(Beginning of DATA FOR THE TASK)

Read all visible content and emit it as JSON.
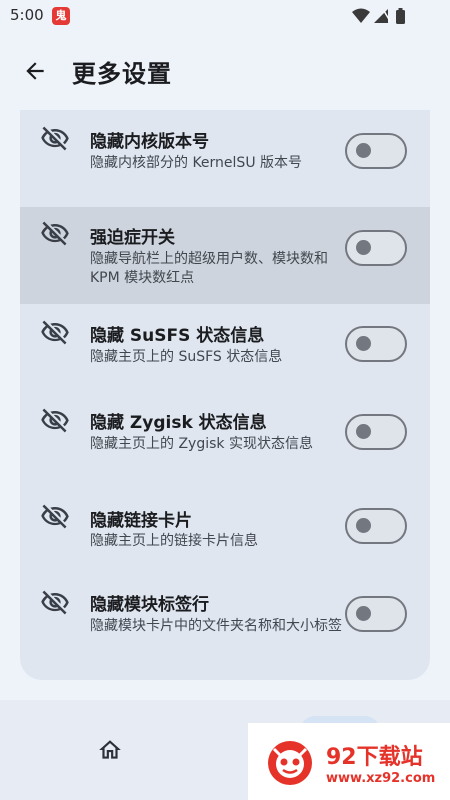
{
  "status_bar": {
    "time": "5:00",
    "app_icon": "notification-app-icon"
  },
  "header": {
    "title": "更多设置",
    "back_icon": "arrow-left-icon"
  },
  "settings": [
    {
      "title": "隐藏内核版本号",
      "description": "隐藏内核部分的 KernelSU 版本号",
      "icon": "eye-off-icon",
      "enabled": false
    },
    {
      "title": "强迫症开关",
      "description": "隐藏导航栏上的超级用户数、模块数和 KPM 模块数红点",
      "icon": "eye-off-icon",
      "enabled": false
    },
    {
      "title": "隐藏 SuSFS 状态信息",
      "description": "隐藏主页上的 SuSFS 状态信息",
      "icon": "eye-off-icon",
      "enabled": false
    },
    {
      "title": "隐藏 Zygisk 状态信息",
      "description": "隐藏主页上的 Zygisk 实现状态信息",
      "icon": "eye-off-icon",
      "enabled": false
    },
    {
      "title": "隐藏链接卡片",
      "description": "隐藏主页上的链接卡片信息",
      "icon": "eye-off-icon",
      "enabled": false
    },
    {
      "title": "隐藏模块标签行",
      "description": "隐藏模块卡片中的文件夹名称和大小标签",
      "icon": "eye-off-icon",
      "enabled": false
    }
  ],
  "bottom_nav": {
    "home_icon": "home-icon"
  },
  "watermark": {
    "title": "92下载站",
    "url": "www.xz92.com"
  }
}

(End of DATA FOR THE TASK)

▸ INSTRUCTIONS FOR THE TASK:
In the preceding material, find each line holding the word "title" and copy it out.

▸ SOLUTION BELOW:
    "title": "更多设置",
      "title": "隐藏内核版本号",
      "title": "强迫症开关",
      "title": "隐藏 SuSFS 状态信息",
      "title": "隐藏 Zygisk 状态信息",
      "title": "隐藏链接卡片",
      "title": "隐藏模块标签行",
    "title": "92下载站",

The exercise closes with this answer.